## Goal of the exercise
How many of the lines below include the word "JSON"? Only the number should be given.

+++ Supplied data

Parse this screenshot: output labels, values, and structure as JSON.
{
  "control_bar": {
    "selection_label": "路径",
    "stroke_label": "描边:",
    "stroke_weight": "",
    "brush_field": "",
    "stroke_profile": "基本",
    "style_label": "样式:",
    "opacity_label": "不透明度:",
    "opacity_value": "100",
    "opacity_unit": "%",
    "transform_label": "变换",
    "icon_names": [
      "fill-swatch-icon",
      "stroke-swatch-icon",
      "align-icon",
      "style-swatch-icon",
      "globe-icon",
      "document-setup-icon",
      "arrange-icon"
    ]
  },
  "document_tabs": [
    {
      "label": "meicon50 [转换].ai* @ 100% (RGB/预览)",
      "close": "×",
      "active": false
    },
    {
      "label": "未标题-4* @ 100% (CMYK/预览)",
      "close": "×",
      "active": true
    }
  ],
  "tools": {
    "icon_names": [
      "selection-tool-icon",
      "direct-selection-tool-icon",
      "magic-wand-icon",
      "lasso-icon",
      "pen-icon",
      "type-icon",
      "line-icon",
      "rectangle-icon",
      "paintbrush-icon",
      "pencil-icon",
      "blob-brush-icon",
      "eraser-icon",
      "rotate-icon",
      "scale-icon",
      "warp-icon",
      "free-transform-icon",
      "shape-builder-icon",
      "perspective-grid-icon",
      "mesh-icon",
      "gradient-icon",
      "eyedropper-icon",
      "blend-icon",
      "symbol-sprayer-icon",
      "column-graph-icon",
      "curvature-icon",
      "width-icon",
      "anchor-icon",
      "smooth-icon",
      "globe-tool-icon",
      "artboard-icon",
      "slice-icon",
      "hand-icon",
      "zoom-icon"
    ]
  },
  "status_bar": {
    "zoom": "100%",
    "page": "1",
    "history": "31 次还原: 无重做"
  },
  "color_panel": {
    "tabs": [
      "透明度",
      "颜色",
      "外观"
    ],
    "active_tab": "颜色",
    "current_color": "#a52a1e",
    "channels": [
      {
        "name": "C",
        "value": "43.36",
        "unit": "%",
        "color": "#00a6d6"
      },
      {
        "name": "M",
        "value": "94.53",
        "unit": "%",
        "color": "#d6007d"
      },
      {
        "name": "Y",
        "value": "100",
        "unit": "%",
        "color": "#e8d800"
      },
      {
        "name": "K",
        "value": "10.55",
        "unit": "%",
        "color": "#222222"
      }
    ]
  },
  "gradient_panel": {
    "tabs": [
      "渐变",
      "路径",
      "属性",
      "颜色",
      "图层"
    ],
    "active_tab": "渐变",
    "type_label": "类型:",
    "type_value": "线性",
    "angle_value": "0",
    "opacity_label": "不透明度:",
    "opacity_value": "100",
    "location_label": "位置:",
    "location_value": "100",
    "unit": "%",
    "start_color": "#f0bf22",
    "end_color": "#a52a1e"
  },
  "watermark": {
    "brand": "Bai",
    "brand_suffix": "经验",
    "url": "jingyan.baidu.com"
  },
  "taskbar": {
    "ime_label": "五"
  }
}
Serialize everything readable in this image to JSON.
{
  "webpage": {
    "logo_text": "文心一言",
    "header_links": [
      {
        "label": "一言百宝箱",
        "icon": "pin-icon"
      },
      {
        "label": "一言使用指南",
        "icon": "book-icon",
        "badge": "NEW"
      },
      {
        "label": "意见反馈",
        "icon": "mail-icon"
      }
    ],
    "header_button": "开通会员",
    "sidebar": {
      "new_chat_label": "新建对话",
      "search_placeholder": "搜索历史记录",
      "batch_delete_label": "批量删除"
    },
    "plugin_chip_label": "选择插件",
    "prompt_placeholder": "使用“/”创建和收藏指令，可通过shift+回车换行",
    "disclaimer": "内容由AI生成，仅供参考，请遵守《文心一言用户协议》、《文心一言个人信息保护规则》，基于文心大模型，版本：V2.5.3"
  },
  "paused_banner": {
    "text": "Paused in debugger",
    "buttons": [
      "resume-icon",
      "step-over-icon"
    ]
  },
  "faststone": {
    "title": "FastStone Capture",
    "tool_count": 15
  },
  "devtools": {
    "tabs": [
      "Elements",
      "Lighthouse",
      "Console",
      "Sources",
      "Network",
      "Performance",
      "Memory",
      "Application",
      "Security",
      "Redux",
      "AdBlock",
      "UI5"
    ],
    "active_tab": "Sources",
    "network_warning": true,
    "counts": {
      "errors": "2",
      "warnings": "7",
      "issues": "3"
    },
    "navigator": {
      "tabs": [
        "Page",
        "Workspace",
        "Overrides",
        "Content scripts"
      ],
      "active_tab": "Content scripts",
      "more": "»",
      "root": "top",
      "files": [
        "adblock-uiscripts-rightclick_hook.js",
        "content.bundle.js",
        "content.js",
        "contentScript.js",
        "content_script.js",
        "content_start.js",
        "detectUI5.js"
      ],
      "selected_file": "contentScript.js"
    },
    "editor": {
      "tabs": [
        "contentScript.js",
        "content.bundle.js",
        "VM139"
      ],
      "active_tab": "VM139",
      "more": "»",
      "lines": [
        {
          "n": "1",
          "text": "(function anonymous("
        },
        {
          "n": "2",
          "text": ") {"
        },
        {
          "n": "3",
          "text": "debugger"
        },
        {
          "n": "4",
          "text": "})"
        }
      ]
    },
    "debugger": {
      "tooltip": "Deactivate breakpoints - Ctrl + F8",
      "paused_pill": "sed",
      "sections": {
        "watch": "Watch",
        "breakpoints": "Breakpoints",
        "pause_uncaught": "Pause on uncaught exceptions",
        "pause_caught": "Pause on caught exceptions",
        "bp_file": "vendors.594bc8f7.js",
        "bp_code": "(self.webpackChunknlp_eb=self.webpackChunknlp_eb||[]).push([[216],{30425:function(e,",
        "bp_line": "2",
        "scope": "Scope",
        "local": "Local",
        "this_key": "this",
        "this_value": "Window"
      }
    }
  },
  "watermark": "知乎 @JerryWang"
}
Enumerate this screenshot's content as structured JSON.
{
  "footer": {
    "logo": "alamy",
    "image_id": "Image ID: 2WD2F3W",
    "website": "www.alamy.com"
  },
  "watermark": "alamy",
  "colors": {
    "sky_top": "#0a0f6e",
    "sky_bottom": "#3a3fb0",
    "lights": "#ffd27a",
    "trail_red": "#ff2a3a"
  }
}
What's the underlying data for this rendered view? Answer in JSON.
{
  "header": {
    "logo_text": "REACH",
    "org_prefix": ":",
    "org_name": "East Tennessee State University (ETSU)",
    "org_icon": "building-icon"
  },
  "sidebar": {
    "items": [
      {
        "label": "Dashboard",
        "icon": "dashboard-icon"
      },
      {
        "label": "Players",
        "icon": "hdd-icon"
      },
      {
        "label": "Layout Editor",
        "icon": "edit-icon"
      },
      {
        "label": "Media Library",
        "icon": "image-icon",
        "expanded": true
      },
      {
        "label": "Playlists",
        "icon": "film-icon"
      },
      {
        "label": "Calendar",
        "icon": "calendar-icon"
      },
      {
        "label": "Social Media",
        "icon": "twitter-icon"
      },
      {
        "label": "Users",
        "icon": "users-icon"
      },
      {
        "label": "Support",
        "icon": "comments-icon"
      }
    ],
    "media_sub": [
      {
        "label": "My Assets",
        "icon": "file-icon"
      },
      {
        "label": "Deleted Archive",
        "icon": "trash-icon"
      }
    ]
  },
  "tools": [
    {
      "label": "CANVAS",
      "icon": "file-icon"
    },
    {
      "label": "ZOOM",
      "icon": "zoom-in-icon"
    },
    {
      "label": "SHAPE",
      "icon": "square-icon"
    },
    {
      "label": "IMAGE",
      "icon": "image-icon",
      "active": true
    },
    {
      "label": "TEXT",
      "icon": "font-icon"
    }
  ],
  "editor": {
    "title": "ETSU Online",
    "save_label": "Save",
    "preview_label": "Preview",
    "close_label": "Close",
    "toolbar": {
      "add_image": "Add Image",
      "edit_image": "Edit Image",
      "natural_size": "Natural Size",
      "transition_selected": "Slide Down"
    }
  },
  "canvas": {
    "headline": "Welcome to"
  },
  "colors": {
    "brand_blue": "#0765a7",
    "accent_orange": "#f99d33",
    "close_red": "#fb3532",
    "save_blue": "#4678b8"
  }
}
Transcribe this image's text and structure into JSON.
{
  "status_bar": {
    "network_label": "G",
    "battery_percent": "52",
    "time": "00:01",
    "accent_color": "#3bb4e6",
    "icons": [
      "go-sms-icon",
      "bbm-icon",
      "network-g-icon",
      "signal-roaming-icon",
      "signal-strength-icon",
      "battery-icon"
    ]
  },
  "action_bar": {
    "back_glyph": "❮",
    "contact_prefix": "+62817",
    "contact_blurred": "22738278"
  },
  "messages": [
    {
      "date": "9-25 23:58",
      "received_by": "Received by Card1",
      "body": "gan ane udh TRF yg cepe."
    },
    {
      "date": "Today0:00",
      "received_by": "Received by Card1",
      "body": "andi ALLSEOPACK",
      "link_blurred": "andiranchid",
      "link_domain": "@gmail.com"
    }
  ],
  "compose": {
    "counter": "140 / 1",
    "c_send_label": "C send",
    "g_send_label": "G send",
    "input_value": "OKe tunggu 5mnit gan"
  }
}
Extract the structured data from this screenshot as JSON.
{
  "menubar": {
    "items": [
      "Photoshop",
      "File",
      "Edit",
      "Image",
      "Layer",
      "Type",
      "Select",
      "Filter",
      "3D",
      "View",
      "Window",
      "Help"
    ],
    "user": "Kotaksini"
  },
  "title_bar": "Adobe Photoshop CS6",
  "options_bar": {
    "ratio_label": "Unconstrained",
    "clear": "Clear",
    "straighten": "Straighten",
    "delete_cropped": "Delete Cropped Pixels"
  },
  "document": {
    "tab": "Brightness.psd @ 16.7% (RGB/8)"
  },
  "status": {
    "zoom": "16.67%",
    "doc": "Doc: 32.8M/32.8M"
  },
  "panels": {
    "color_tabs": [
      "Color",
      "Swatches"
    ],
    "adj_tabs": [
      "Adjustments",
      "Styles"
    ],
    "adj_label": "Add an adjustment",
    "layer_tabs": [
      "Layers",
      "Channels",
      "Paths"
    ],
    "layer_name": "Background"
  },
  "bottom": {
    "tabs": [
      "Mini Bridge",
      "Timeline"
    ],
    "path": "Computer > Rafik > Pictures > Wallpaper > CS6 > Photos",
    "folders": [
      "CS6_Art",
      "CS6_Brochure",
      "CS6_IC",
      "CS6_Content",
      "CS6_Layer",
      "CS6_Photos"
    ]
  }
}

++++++

## Written reply
6